_EXERCISE_.
Across the entries that follow, tally every line holding the word "public" and reply with the count alone.

(Items from a dataset)
::::::

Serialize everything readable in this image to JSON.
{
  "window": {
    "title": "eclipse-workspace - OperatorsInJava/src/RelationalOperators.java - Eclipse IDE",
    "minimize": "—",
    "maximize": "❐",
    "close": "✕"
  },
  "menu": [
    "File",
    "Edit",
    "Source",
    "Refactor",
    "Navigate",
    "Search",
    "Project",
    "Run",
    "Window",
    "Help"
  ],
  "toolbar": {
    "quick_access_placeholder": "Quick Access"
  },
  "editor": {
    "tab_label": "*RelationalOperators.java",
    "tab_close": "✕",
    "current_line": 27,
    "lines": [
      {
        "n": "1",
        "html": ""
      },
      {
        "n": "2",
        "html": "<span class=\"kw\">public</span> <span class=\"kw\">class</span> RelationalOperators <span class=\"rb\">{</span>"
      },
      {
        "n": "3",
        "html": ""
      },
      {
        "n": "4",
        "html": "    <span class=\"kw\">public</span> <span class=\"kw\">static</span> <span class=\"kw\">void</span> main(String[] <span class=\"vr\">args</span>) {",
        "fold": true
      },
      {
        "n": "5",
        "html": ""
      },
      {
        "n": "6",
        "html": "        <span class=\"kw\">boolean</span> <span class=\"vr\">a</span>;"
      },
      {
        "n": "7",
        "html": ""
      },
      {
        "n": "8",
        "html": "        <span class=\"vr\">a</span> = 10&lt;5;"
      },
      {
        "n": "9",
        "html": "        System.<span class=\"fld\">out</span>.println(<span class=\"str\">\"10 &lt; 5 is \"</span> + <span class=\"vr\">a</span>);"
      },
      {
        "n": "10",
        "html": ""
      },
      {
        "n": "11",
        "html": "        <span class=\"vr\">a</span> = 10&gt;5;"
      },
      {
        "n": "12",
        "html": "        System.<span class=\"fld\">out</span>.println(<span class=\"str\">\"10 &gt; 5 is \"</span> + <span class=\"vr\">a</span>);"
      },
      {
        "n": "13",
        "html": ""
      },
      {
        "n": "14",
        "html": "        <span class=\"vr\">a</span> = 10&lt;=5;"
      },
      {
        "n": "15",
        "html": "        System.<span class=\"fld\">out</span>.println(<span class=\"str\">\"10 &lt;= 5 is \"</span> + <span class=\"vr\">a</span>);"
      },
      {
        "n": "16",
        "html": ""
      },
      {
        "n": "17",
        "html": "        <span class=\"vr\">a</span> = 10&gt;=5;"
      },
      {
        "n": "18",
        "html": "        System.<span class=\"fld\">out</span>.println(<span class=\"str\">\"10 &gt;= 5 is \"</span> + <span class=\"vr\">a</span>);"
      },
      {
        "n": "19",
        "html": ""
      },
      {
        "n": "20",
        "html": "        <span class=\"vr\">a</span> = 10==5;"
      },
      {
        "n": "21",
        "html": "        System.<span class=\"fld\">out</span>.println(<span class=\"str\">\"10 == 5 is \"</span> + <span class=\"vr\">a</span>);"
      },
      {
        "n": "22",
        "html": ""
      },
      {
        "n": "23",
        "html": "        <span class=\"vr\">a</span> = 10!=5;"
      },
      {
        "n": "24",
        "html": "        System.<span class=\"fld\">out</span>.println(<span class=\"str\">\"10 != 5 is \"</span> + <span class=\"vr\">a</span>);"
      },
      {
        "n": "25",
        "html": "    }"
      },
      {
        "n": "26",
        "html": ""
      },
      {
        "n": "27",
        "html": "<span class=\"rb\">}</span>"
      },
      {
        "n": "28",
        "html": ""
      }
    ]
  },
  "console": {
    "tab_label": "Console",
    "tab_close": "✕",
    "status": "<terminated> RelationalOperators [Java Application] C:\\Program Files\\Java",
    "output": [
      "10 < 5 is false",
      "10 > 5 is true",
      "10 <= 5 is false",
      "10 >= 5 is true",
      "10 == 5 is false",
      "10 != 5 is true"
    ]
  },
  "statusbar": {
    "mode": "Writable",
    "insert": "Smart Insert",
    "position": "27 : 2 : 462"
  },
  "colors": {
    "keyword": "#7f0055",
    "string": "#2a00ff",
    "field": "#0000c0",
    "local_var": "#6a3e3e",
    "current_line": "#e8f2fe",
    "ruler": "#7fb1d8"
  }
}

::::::

_SOLVED PROBLEM_.
2